RECORDS SUPPLIED START
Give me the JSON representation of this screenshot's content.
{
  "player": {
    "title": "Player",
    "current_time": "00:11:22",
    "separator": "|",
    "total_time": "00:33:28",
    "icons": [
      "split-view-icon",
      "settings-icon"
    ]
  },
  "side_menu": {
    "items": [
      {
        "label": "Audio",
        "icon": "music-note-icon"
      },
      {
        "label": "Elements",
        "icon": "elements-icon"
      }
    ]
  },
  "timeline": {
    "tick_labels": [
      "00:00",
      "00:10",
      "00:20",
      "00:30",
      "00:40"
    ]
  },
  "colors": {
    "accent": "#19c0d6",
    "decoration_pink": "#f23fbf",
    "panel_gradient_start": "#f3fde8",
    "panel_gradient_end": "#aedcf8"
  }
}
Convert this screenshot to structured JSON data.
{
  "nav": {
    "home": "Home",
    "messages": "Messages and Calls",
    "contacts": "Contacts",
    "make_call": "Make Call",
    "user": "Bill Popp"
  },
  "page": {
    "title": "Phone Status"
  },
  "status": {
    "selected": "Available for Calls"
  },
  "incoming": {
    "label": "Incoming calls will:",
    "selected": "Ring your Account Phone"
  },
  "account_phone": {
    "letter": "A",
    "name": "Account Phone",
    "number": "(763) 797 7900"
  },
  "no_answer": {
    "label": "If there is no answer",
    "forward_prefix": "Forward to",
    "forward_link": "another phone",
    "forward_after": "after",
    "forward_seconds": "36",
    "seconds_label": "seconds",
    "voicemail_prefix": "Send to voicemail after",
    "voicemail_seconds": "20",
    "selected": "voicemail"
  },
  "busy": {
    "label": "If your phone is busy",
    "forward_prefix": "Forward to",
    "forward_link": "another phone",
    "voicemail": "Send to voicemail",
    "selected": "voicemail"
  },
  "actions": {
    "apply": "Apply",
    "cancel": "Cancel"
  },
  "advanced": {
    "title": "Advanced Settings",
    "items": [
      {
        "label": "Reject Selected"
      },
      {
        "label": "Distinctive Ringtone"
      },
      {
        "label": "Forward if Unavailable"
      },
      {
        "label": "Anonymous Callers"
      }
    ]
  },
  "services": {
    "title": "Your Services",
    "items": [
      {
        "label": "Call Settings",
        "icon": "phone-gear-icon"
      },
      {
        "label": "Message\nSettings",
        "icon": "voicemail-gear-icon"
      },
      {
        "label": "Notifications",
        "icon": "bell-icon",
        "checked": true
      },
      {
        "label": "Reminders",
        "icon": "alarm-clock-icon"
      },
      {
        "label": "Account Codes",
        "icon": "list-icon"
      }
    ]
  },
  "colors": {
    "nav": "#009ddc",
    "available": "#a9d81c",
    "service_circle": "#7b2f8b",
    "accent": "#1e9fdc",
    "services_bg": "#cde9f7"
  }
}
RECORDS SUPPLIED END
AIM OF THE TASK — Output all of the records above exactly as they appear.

WRITTEN ANSWER —
Give me the JSON representation of this screenshot's content.
{
  "player": {
    "title": "Player",
    "current_time": "00:11:22",
    "separator": "|",
    "total_time": "00:33:28",
    "icons": [
      "split-view-icon",
      "settings-icon"
    ]
  },
  "side_menu": {
    "items": [
      {
        "label": "Audio",
        "icon": "music-note-icon"
      },
      {
        "label": "Elements",
        "icon": "elements-icon"
      }
    ]
  },
  "timeline": {
    "tick_labels": [
      "00:00",
      "00:10",
      "00:20",
      "00:30",
      "00:40"
    ]
  },
  "colors": {
    "accent": "#19c0d6",
    "decoration_pink": "#f23fbf",
    "panel_gradient_start": "#f3fde8",
    "panel_gradient_end": "#aedcf8"
  }
}
Convert this screenshot to structured JSON data.
{
  "nav": {
    "home": "Home",
    "messages": "Messages and Calls",
    "contacts": "Contacts",
    "make_call": "Make Call",
    "user": "Bill Popp"
  },
  "page": {
    "title": "Phone Status"
  },
  "status": {
    "selected": "Available for Calls"
  },
  "incoming": {
    "label": "Incoming calls will:",
    "selected": "Ring your Account Phone"
  },
  "account_phone": {
    "letter": "A",
    "name": "Account Phone",
    "number": "(763) 797 7900"
  },
  "no_answer": {
    "label": "If there is no answer",
    "forward_prefix": "Forward to",
    "forward_link": "another phone",
    "forward_after": "after",
    "forward_seconds": "36",
    "seconds_label": "seconds",
    "voicemail_prefix": "Send to voicemail after",
    "voicemail_seconds": "20",
    "selected": "voicemail"
  },
  "busy": {
    "label": "If your phone is busy",
    "forward_prefix": "Forward to",
    "forward_link": "another phone",
    "voicemail": "Send to voicemail",
    "selected": "voicemail"
  },
  "actions": {
    "apply": "Apply",
    "cancel": "Cancel"
  },
  "advanced": {
    "title": "Advanced Settings",
    "items": [
      {
        "label": "Reject Selected"
      },
      {
        "label": "Distinctive Ringtone"
      },
      {
        "label": "Forward if Unavailable"
      },
      {
        "label": "Anonymous Callers"
      }
    ]
  },
  "services": {
    "title": "Your Services",
    "items": [
      {
        "label": "Call Settings",
        "icon": "phone-gear-icon"
      },
      {
        "label": "Message\nSettings",
        "icon": "voicemail-gear-icon"
      },
      {
        "label": "Notifications",
        "icon": "bell-icon",
        "checked": true
      },
      {
        "label": "Reminders",
        "icon": "alarm-clock-icon"
      },
      {
        "label": "Account Codes",
        "icon": "list-icon"
      }
    ]
  },
  "colors": {
    "nav": "#009ddc",
    "available": "#a9d81c",
    "service_circle": "#7b2f8b",
    "accent": "#1e9fdc",
    "services_bg": "#cde9f7"
  }
}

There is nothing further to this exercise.